-Kenny Duckworth Sr.
Kendrick Lamar’s Good Kid, m.A.A.d. city is one of the most remarkable albums of our time for a number of reasons. The music is groundbreaking, the lyrics are complex, and it appeals to all facets of what falls under the umbrella of hip-hop
But, in my mind, the most unheralded unique aspect of GKMC is one that’s most important to society as a whole. Through the voicemail skits that drive the narrative of the album, Kendrick introduces us to his parents. His real parents, not voice actors.
Perhaps this is the first truly intergenerational rap album.
Until now, the common trope has been the divide between what you listen to, and what your parents listen to. But rap is of the age where there are quite a number of mature adult fans with of-age children. This is probably best demonstrated in YouTube clips of a 2011, pre-GKMC Kendrick performing, when he takes a moment to tell the audience about how his parents raised him and then plays some of their favourite songs. His father’s? Tupac’s “Hail Mary”. His Mother’s? Snoop’s “Ain’t No Fun”, where Nate Dogg croons “When I met you last night baby, before you opened up your gap.”
Classic hip-hop records indeed, but a bit unconventional to enjoy with those who conceived you. But why is that? Why does our moral compass lead us to deny shared intergenerational interests when a few crass lyrics are involved? What if the Duckworth family is actually the prototype for a healthy enjoyment of hip-hop in the homestead?

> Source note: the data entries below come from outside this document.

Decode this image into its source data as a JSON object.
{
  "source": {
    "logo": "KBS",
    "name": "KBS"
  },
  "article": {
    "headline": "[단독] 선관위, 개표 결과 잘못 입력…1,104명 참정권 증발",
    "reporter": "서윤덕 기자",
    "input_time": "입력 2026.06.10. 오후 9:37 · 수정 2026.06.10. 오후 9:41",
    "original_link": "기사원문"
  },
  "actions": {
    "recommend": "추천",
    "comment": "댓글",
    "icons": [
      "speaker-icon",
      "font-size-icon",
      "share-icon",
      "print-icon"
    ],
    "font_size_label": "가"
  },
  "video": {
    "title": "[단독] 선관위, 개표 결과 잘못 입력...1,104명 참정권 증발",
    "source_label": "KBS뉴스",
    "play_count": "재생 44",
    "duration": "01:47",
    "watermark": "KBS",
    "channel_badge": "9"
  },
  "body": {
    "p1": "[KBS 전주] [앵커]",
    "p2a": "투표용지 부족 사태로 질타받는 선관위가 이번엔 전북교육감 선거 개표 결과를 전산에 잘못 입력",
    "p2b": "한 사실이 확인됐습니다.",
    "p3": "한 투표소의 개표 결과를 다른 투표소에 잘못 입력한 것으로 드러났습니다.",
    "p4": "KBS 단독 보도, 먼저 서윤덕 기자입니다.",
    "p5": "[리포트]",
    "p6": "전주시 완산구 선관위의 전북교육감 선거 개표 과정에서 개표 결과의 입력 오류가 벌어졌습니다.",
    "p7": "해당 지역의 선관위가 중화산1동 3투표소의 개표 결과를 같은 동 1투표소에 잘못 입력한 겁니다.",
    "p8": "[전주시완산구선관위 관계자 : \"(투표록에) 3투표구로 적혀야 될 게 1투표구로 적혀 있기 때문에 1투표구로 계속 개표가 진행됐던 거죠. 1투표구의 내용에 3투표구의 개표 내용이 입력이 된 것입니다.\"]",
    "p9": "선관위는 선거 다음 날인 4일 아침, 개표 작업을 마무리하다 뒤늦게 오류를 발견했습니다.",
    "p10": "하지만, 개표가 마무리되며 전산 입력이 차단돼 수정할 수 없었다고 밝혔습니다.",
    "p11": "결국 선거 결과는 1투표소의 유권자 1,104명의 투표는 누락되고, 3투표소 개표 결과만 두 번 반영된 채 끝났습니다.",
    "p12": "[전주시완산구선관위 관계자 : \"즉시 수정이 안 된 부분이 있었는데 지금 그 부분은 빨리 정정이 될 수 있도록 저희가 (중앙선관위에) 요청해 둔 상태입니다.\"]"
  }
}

I would argue that mothers, fathers and sons bonding over weed anthems, hoodrat tales and dominos is one of the most redeeming things in Kendrick’s debut. In a genre where we’ve become accustomed to struggling single mother stories and rebellious children, we’re instead presented with a strong two-parent household of common respect. For the most part. Kendrick has clearly abused his minivan borrowing privileges, but his mother’s voicemails still reaffirm her faith in his success.
K-dot’s story isn’t devoid of struggle. He’s a good kid navigating one of America’s maddest cities, dealing with the traps that come when violence permeates a collective adolescence. But he is not navigating these waters alone. More than homies, he has a father that imparts in him valuable survival lessons, and a mother who instructs him to live as an example for others.
And this is the best family can do, whether in Compton, California or the safest of Canadian suburbs. Provide your children with knowledge that can protect them, and encourage them to act likewise, all while keeping a roof over their head and food on the table. The same table where they sit and scribe one of the most progressive hip-hop albums the world has ever heard.
Kendrick’s parents are hilarious. They’re honest. They don’t attempt to shelter their son. They don’t hide their vices, and in doing so, teach a child how to balance theirs. They’re role models for us: aging hip-hop listeners, now raising children of our own.
With GKMC, hip-hop has grown up. Not in a grown and sexy trending for the moment catch phrase, but in a way that’s really really real.